Isaac bounds into the room and shakes my hand vigorously. Since I last
saw him in Kosrae a year ago, he has styled himself in hip-hop attire
and grown a goatee. He is preparing to go to work at 9:30, and says
he will work all night long in the hotel. Not unlike his brother and
cousins, who hold jobs in Waikiki as fast food restaurant employees,
service employees in hotels, and gas station attendants, Isaac doesnt
have very far to commute to work, but he works long hours on the night
shift. His relatives, most of whom are in their early twenties, have
come to Hawai'isome accompanying other family membersfor
school and work.
it hot in here, man?" Isaac invites me back outside, so we can
talk for awhile while enjoying the cool evening breezes before he goes
to work. We cross the street and sit down on a bench facing the canal.
A middle-aged white couple clad in aloha attire stroll past arm-in-arm,
carrying several shopping bags.
talk about Isaacs life in Honolulu, about how he left school to
make money for the family. He tells me that he misses Kosrae but that
it is getting too expensive to live there and that there are no jobs
I can go home whenever I want, just like my mom," he says. I ask
how his family members afford to travel back and forth on the expensive
flights between Hawai'i and Micronesia. "Mileage," he replies,
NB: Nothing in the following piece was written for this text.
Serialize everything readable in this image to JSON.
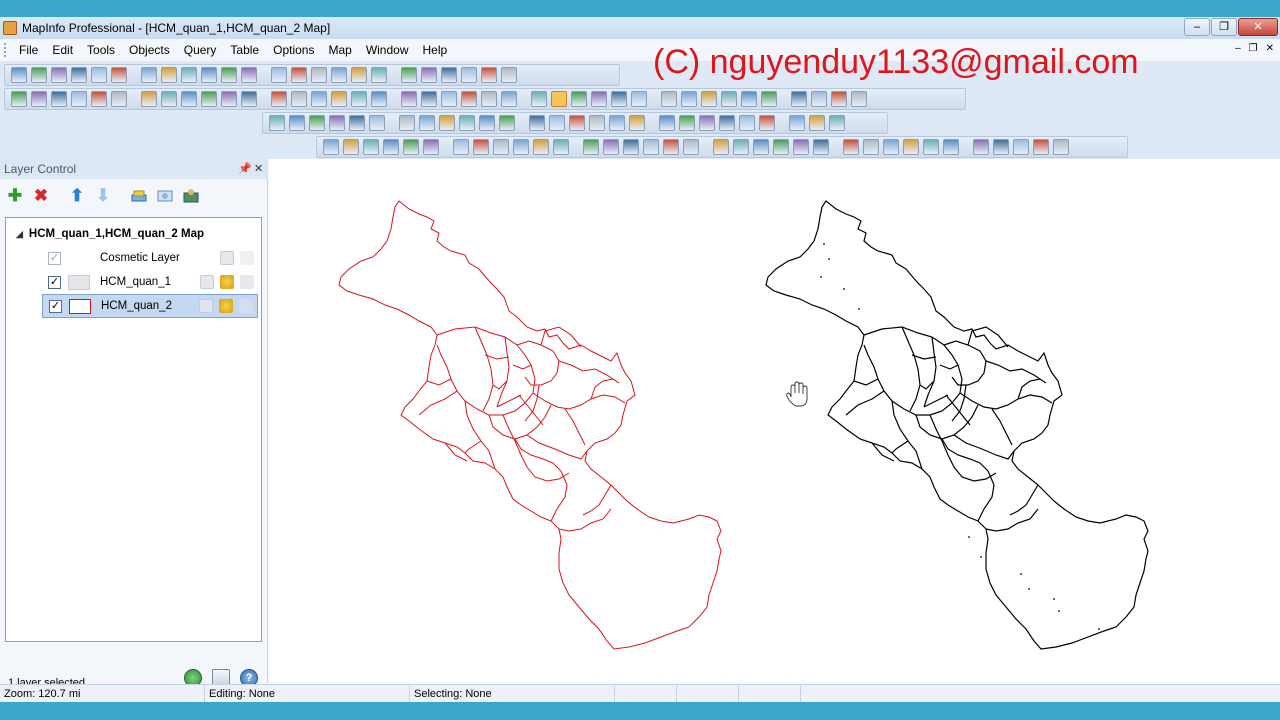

pointing out how there is always a relative who works for the airlines
or someone who travels enough to spare a free award ticket.